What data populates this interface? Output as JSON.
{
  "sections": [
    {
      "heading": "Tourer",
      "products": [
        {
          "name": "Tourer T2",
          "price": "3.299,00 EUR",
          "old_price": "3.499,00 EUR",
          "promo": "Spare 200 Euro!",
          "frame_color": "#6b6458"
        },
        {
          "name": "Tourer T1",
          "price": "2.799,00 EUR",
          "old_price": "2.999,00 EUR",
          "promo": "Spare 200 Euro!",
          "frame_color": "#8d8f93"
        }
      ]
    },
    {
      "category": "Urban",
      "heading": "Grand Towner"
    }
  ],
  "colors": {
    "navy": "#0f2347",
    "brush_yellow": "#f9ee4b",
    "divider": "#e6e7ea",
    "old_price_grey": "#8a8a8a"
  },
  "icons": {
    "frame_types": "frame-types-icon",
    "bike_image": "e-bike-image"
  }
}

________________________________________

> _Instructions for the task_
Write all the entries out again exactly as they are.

> _Task output_
What data populates this interface? Output as JSON.
{
  "sections": [
    {
      "heading": "Tourer",
      "products": [
        {
          "name": "Tourer T2",
          "price": "3.299,00 EUR",
          "old_price": "3.499,00 EUR",
          "promo": "Spare 200 Euro!",
          "frame_color": "#6b6458"
        },
        {
          "name": "Tourer T1",
          "price": "2.799,00 EUR",
          "old_price": "2.999,00 EUR",
          "promo": "Spare 200 Euro!",
          "frame_color": "#8d8f93"
        }
      ]
    },
    {
      "category": "Urban",
      "heading": "Grand Towner"
    }
  ],
  "colors": {
    "navy": "#0f2347",
    "brush_yellow": "#f9ee4b",
    "divider": "#e6e7ea",
    "old_price_grey": "#8a8a8a"
  },
  "icons": {
    "frame_types": "frame-types-icon",
    "bike_image": "e-bike-image"
  }
}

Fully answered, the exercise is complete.